(2) I think its very unlikely that Blackberry will change anything that will cause code that has subclassed something like Container to then break (but still work when you contain/use it in eg a CustomControl). The only thing that springs to mind that would do this would be if they changed (signatures of) protected/private members. They would mess up their own code by doing so, so its much more likely theyd create new and/or overload functions instead. Even then theyd have to be careful not to break binary compatibility (which could happen even if you were only subclassing CustomControl). Most classes like Container dont define any private/protected members anywas so this is a non-isssue in this case.
I personaly feel its overly restrictive to ask (if thats waht this piece of documentation is actually saying..and if it is it should be unambiguous!) developers not to subclass most of the controls. Sure it leaves the library designers more room to change things later..but at a price.. there are some things that cant be done, or done as well at least, without subclassing, and can be quite a bit more effort..all members in the control you want to access from outside need to be proxied through the interface of the CustomControl.

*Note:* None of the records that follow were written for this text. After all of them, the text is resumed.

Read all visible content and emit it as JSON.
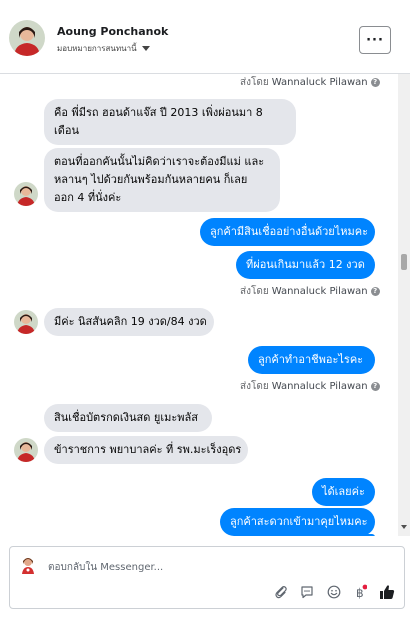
{
  "header": {
    "name": "Aoung Ponchanok",
    "subtitle": "มอบหมายการสนทนานี้",
    "more_label": "···"
  },
  "sent_by_label": "ส่งโดย",
  "sender": "Wannaluck Pilawan",
  "messages": {
    "in1": "คือ พี่มีรถ ฮอนด้าแจ๊ส ปี 2013 เพิ่งผ่อนมา 8",
    "in1b": "เดือน",
    "in2a": "ตอนที่ออกคันนั้นไม่คิดว่าเราจะต้องมีแม่ และ",
    "in2b": "หลานๆ ไปด้วยกันพร้อมกันหลายคน ก็เลย",
    "in2c": "ออก 4 ที่นั่งค่ะ",
    "out1": "ลูกค้ามีสินเชื่ออย่างอื่นด้วยไหมคะ",
    "out2": "ที่ผ่อนเกินมาแล้ว 12 งวด",
    "in3": "มีค่ะ นิสสันคลิก 19 งวด/84 งวด",
    "out3": "ลูกค้าทำอาชีพอะไรคะ",
    "in4": "สินเชื่อบัตรกดเงินสด ยูเมะพลัส",
    "in5": "ข้าราชการ พยาบาลค่ะ ที่ รพ.มะเร็งอุดร",
    "out4": "ได้เลยค่ะ",
    "out5": "ลูกค้าสะดวกเข้ามาคุยไหมคะ"
  },
  "composer": {
    "placeholder": "ตอบกลับใน Messenger..."
  },
  "icons": {
    "attach": "paperclip-icon",
    "sticker": "speech-bubble-icon",
    "emoji": "smiley-icon",
    "gif": "baht-icon",
    "like": "thumbs-up-icon"
  },
  "colors": {
    "outgoing": "#0084ff",
    "incoming": "#e4e6eb"
  }
}
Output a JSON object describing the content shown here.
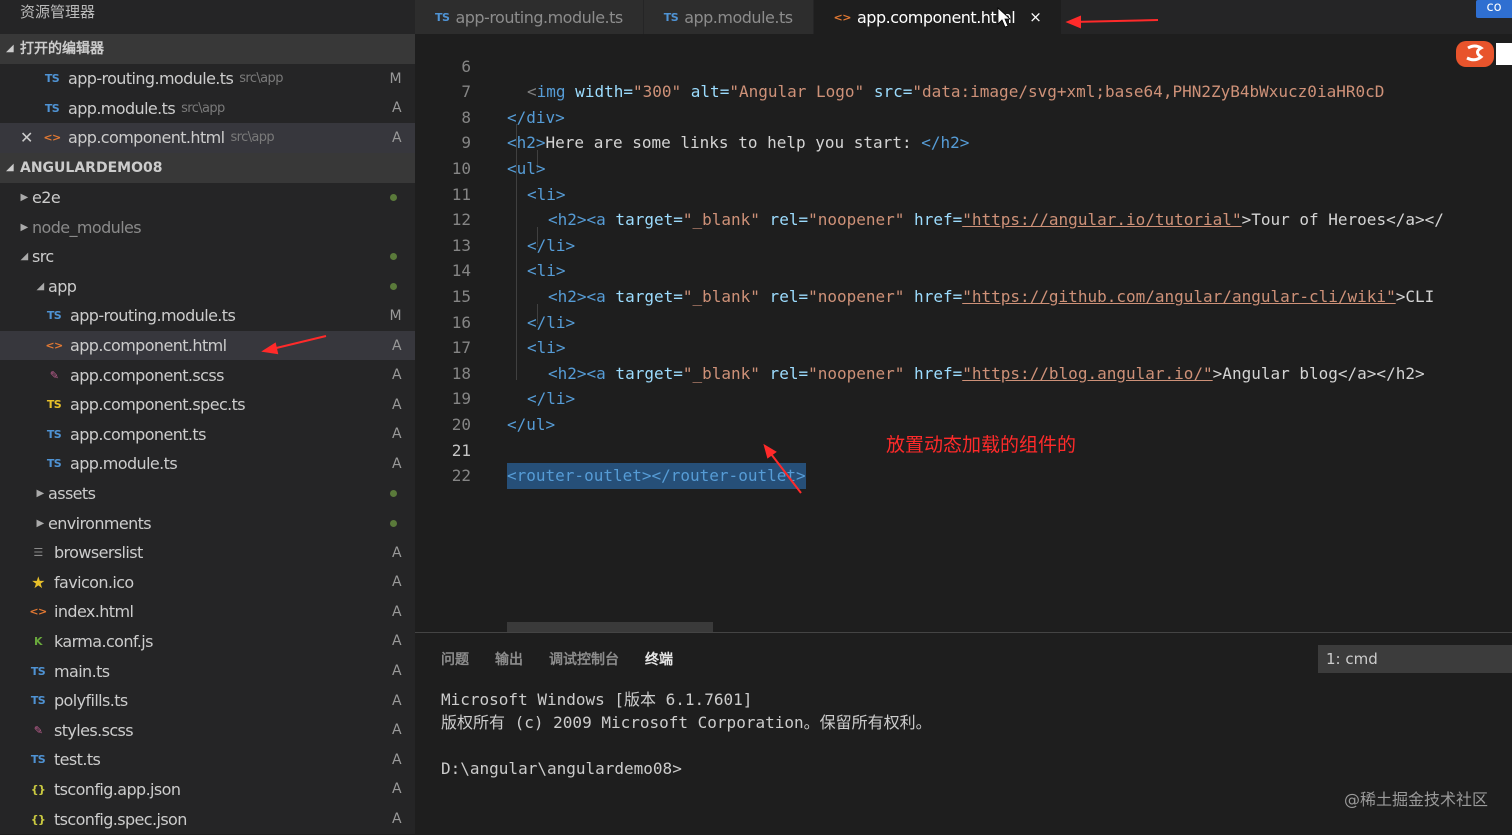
{
  "colors": {
    "sidebar_bg": "#252526",
    "editor_bg": "#1e1e1e",
    "tag": "#569cd6",
    "attr": "#9cdcfe",
    "string": "#ce9178",
    "annotation": "#ff2a2a"
  },
  "sidebar": {
    "title": "资源管理器",
    "open_editors": {
      "header": "打开的编辑器",
      "items": [
        {
          "icon": "TS",
          "name": "app-routing.module.ts",
          "path": "src\\app",
          "status": "M"
        },
        {
          "icon": "TS",
          "name": "app.module.ts",
          "path": "src\\app",
          "status": "A"
        },
        {
          "icon": "<>",
          "name": "app.component.html",
          "path": "src\\app",
          "status": "A"
        }
      ]
    },
    "project": {
      "header": "ANGULARDEMO08",
      "items": [
        {
          "name": "e2e",
          "status": ""
        },
        {
          "name": "node_modules",
          "status": ""
        },
        {
          "name": "src",
          "status": ""
        },
        {
          "name": "app",
          "status": ""
        },
        {
          "icon": "TS",
          "name": "app-routing.module.ts",
          "status": "M"
        },
        {
          "icon": "<>",
          "name": "app.component.html",
          "status": "A"
        },
        {
          "icon": "scss",
          "name": "app.component.scss",
          "status": "A"
        },
        {
          "icon": "TS",
          "name": "app.component.spec.ts",
          "status": "A"
        },
        {
          "icon": "TS",
          "name": "app.component.ts",
          "status": "A"
        },
        {
          "icon": "TS",
          "name": "app.module.ts",
          "status": "A"
        },
        {
          "name": "assets",
          "status": ""
        },
        {
          "name": "environments",
          "status": ""
        },
        {
          "icon": "list",
          "name": "browserslist",
          "status": "A"
        },
        {
          "icon": "star",
          "name": "favicon.ico",
          "status": "A"
        },
        {
          "icon": "<>",
          "name": "index.html",
          "status": "A"
        },
        {
          "icon": "karma",
          "name": "karma.conf.js",
          "status": "A"
        },
        {
          "icon": "TS",
          "name": "main.ts",
          "status": "A"
        },
        {
          "icon": "TS",
          "name": "polyfills.ts",
          "status": "A"
        },
        {
          "icon": "scss",
          "name": "styles.scss",
          "status": "A"
        },
        {
          "icon": "TS",
          "name": "test.ts",
          "status": "A"
        },
        {
          "icon": "{}",
          "name": "tsconfig.app.json",
          "status": "A"
        },
        {
          "icon": "{}",
          "name": "tsconfig.spec.json",
          "status": "A"
        }
      ]
    }
  },
  "tabs": [
    {
      "icon": "TS",
      "label": "app-routing.module.ts"
    },
    {
      "icon": "TS",
      "label": "app.module.ts"
    },
    {
      "icon": "<>",
      "label": "app.component.html",
      "close": "×"
    }
  ],
  "top_badge": "co",
  "editor": {
    "line_numbers": [
      "6",
      "7",
      "8",
      "9",
      "10",
      "11",
      "12",
      "13",
      "14",
      "15",
      "16",
      "17",
      "18",
      "19",
      "20",
      "21",
      "22"
    ],
    "l6": {
      "a": "<",
      "b": "img",
      "c": " width=",
      "d": "\"300\"",
      "e": " alt=",
      "f": "\"Angular Logo\"",
      "g": " src=",
      "h": "\"data:image/svg+xml;base64,PHN2ZyB4bWxucz0iaHR0cD"
    },
    "l7": "</div>",
    "l8": {
      "open": "<h2>",
      "text": "Here are some links to help you start: ",
      "close": "</h2>"
    },
    "l9": "<ul>",
    "li_open": "<li>",
    "li_close": "</li>",
    "h2a": "<h2><a",
    "target": " target=",
    "blank": "\"_blank\"",
    "rel": " rel=",
    "noopener": "\"noopener\"",
    "href": " href=",
    "l11": {
      "url": "\"https://angular.io/tutorial\"",
      "rest": ">Tour of Heroes</a></"
    },
    "l14": {
      "url": "\"https://github.com/angular/angular-cli/wiki\"",
      "rest": ">CLI"
    },
    "l17": {
      "url": "\"https://blog.angular.io/\"",
      "rest": ">Angular blog</a></h2>"
    },
    "l19": "</ul>",
    "l21": "<router-outlet></router-outlet>"
  },
  "annotation": "放置动态加载的组件的",
  "panel": {
    "tabs": [
      "问题",
      "输出",
      "调试控制台",
      "终端"
    ],
    "terminal_select": "1: cmd",
    "terminal_lines": [
      "Microsoft Windows [版本 6.1.7601]",
      "版权所有 (c) 2009 Microsoft Corporation。保留所有权利。",
      "",
      "D:\\angular\\angulardemo08>"
    ]
  },
  "watermark": "@稀土掘金技术社区"
}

Gererally however I just subclass Page (which is not a Control) and Container (which doesnt have new private/protected members), so like I said it doesnt matter. But in general I suppose your right to be safe and try to just subclass CustomControl. Maybe I should too.
BBSJdev : Thats exactly the kind of thing functions like setColor() in my class protect the client from..If I decided I did in fact want to subclass CustomControl instead, which then contained a Container * instead of being one, then the fact that clients had been written to access tRpSep::setColor (rather than Container:setBackground), would mean theyd be unaffected. Only my implementation of setColor would need to be modified
02-12-2014 06:04 AM
@p8 Sorry but I just see a number of problems with your implementation and a few statements you've made on C++ and memory footprint are just plain wrong. However if you are happy with it then let's just leave it at that as this is getting way off-topic.
02-12-2014 08:08 AM
curious to read this thread ;-)
from my POV:
using a Container, fill it with color, use height and padding, add some properties
and you have a perfect Divider you can re-use in all your apps
doesn't matter if you're doing this from C++ or QML
my 2 cts